Possibly among the most versatile foods in history with textures ranging from soft and sinewy all the way to rock-hard crunchy, and flavors from pungent garlic to candy-sweet, the ubiquitous pickle has its day of decoration each November 14th. And when you think about it, holiday or otherwise, who isn’t tickled by crisp, crinkly (or other!) pickles?
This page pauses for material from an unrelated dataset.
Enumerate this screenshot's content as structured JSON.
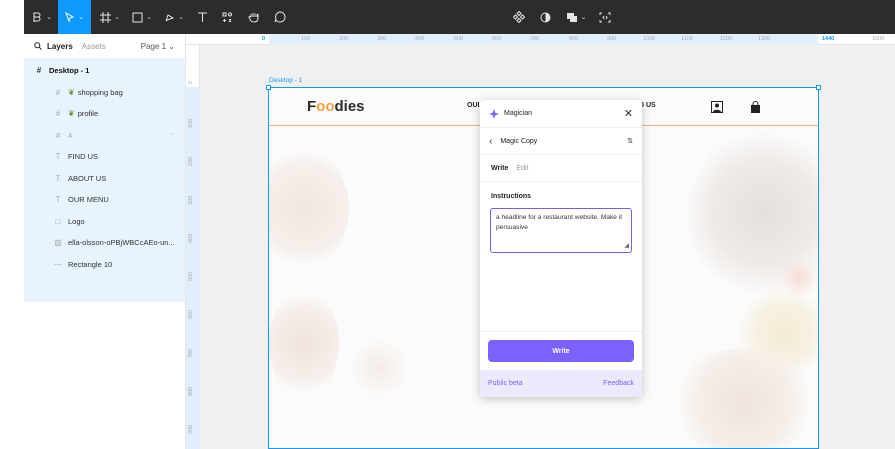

By way of pickle history, archaeologists and anthropologists have found evidence that ancient Mesopotamians actually pickled thousands of years ago. Mentioned in the Bible, coveted by Cleopatra for what she thought it did for her looks, praised by Aristotle, provided to his sailors by Columbus to ward off scurvy, referenced in Shakespearean plays (both literally and metaphorically, as to be “in a pickle”), regarded by Napoleon as a health benefit for his troops, and relished by Thomas Jefferson, the pickle has taken its rightful, resourceful place in the world for thousands of years. In 1809, confectioner Nicholas Appert won the equivalent of a $250,000 prize from Napoleon who’d been seeking ways to effectively preserve food, like pickles, which Appert did by canning–a process that removed air from the product as it was boiled and sealed.
In some parts of the world, pickles are regarded not only as a tasty repast but as aids in the courting process. In the Pacific Islands, natives are said to pickle some foods in banana leaf-lined holes in the ground, preserving them in the event of storms that may wipe out other food sources. In Fiji, a man cannot acquire a bride unless he shows her parents his plentiful pickle pits.
Today, some believe in terms of a go-to snack and meal accompaniment of choice, pickles could rival French fries and potato chips–only they’re healthier! Eaten by themselves or chopped into chicken, tuna, egg, macaroni or potato salad, pickles add color and crunch. Prepared in a basic brining solution with vinegar, salt, water, peppercorns, garlic, and spices (brining solutions can very and include sugar, etc.), resulting gherkins, bread and butter pickles, dill pickles, sour or half-sour pickles, and sweet pickles all occupy a place of honor on the plate and palate. Many home cooks look forward to the pickling process, and even for the uninitiated this recipe may entice them enough to make National Pickle Day a day of culinary discovery!
Basic Dill Pickles
Ingredients and equipment:
7 wide mouth quart jars, lids and rings
Fresh dill, heads and short stems
7 pounds of pickling cucumbers
8 1/2 cups water
2 1/4 cups white vinegar
1/2 cup pickling salt
Wash jars in hot, soapy water or sterilize in dishwasher. Fill with hot water and set aside. Fill a canning kettle half-full with hottest tap water; set on burner over high heat.
In medium saucepan fit lids and rings together, cover with water, bring to a simmer. In large saucepan, bring water, vinegar, and salt to a boil. Turn off heat and set aside.
Fill jars by placing a layer of dill and a garlic clove at the bottom of each. Tightly load cucumbers into each jar all the way up to the neck. You may have two layers. Add a little dill at the top and more garlic if desired. Pour in the brine adding 1/2 inch headspace at the top. Add lid and ring to each jar, tightening securely. Place jars into canner with water just to the necks of each. Bring water almost (not entirely) to a boil (about 15 minutes). Remove jars and set on a dish towel, covering with another. Let cool. Store in cool, dark place for six weeks to three months depending on how mild or piquant you like them.